In a cover letter accompanying the veto, Little wrote that his problem was not with the budget but with the so-called language of intent attached to the bill. The wording of section four of the bill states that the Office of Information Technology Services cannot use its funding to extend its services to other state agencies unless there is had a state computer vulnerability assessment and technical audit.
“Section 4’s intent language is overly restrictive and impedes the state’s ability to respond effectively to current and emerging threats,” Little wrote.

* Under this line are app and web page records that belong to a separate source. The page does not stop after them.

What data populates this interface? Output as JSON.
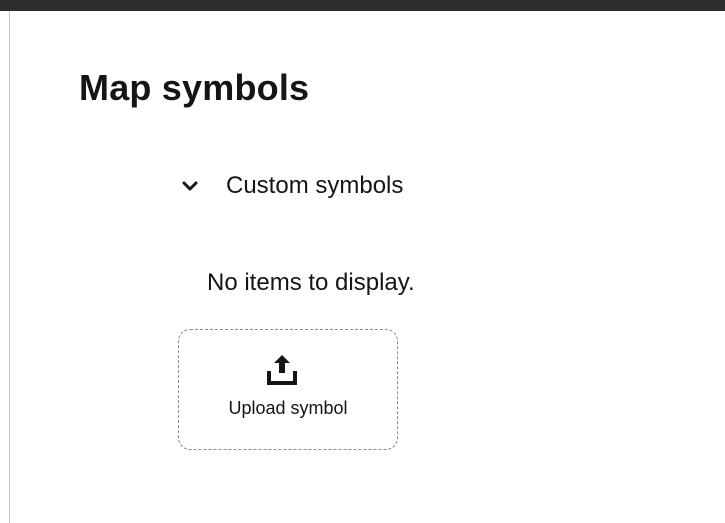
{
  "page": {
    "title": "Map symbols"
  },
  "section": {
    "label": "Custom symbols",
    "expanded": true,
    "icon": "chevron-down-icon"
  },
  "empty_state": {
    "text": "No items to display."
  },
  "upload": {
    "label": "Upload symbol",
    "icon": "upload-icon"
  },
  "colors": {
    "text": "#161513",
    "top_bar": "#2e2e2e",
    "dashed_border": "#8a8a8a"
  }
}
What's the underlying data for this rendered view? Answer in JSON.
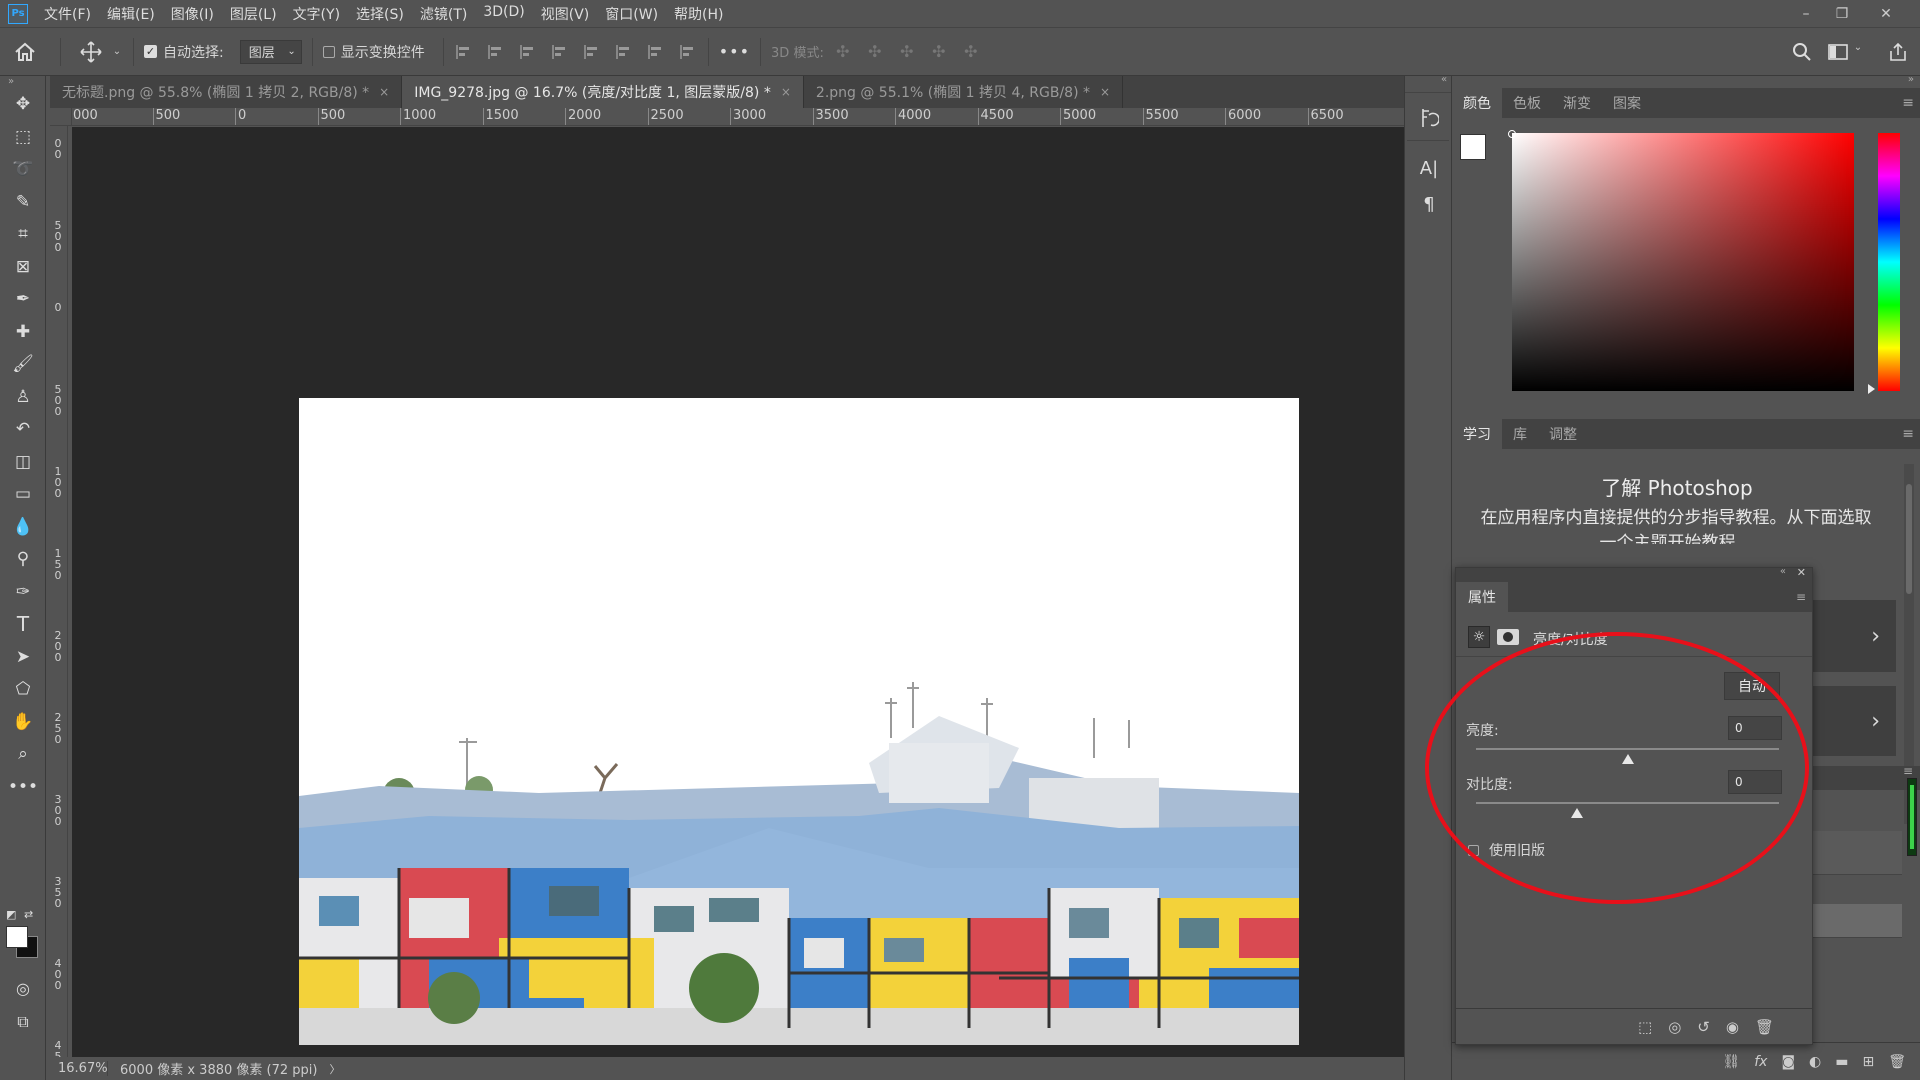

Little’s concerns, and the fact that the budget for the Office of Information Technology Services was passed unanimously by the Idaho House and Idaho Senate, could provide options for the Legislative Assembly. Lawmakers could rephrase the budget and remove the intent language, or they could attempt to override the veto and move on. It takes two-thirds of the members of both legislative houses to override a veto, if the legislature goes that route.
The Idaho Legislative Assembly could still adjourn on Friday
It was not immediately clear how the budget setbacks will affect the adjournment. Legislative leaders have been to work to adjourn the session on Friday. But the state is obligated to fix the state budget before adjourning for the year.
The joint finance and appropriations committee will likely meet on Friday and could resume a rewritten budget for the Library Board at that time.
Either way, legislators have the ability to suspend the rules and work quickly at the end of the session. In previous sessions, bills have been introduced and passed by both the Idaho House and the Idaho Senate on the same day.
Before adjourning Thursday, the Idaho House cleared its schedule of all but about seven bills. Setting the budgets for the Library Commission and Office of Information Technology Services will likely require the addition of two other bills to this list.
Idaho house set to meet upstairs again at 9:30 a.m. Friday and may be able to adjourn for the year before the end of the day. Friday will be the 75th day of the legislative session, which ended on January 10.